With stunning views across the River Dee and Loch Ken, this tranquil reserve plays host to many exciting winter visitors, including Greenland white-fronted and greylag geese. Spring is also an excellent time to visit.
The Wood of Cree is the largest ancient wood in southern Scotland. In spring, the woodland really comes alive, with bluebells on the ground and birdsong in the air. The wood is the perfect place to see willow tits, which are declining in the UK, as well as barn and tawny owls.
On a ridge overlooking the Thames Marshes, Northward Hill includes a lovely bluebell wood where nightingales sing in spring. Over 100 pairs of grey herons nest in the trees, with what is one of the UK's largest and most famous colonies of little egrets.
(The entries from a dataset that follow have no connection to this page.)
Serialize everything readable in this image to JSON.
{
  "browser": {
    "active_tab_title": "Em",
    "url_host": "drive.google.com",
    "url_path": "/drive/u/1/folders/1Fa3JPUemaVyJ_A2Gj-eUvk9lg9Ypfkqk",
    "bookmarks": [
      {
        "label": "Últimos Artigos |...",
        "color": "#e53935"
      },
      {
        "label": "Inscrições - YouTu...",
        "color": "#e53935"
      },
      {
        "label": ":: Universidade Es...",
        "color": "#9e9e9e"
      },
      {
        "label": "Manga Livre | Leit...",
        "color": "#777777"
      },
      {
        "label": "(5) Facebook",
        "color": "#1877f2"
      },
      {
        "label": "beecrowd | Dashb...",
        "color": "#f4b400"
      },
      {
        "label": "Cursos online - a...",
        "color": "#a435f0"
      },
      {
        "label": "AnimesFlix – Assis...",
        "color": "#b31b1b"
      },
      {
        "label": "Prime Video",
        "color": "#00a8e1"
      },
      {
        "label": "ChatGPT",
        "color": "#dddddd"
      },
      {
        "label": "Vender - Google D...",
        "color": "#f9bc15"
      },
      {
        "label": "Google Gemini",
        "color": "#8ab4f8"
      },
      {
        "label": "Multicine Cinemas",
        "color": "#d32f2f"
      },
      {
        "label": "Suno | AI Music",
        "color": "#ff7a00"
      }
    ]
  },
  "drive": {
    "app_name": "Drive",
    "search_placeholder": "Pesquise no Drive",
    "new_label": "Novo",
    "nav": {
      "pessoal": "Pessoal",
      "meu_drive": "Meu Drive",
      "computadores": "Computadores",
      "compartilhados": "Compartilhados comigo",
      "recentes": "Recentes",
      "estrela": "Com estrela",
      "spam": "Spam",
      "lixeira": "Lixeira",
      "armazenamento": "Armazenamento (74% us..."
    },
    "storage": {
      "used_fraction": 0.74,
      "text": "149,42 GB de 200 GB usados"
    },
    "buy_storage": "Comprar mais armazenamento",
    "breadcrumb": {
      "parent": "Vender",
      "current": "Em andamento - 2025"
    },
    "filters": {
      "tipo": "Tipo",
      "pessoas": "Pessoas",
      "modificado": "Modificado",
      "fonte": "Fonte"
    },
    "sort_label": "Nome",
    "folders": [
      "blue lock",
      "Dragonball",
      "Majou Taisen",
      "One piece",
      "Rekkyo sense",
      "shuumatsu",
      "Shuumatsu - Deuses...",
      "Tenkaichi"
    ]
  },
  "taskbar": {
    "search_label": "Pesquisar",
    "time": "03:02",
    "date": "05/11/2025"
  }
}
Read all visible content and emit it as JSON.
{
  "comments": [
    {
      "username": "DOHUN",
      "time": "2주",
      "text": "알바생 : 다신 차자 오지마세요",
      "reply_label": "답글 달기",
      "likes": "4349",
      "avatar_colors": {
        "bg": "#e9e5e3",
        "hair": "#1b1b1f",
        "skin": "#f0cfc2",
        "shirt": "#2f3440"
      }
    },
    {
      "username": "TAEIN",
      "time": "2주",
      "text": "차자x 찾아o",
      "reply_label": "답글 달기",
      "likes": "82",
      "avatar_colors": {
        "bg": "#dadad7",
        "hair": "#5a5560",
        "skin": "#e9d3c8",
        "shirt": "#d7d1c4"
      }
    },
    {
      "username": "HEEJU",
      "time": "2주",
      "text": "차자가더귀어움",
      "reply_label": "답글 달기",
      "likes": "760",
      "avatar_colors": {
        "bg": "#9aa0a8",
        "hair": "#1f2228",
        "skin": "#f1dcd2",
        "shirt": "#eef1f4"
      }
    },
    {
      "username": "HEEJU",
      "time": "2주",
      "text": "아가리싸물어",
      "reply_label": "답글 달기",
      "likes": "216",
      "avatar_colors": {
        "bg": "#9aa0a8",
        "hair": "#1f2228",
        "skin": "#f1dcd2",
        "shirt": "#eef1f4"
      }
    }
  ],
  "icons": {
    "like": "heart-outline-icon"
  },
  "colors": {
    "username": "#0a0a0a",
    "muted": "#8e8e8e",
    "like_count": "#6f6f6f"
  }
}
Nestled in the beautiful Tame valley, just south of Tamworth on the Staffordshire/Warwickshire border, Middleton Lakes is our latest nature reserve to open to the public.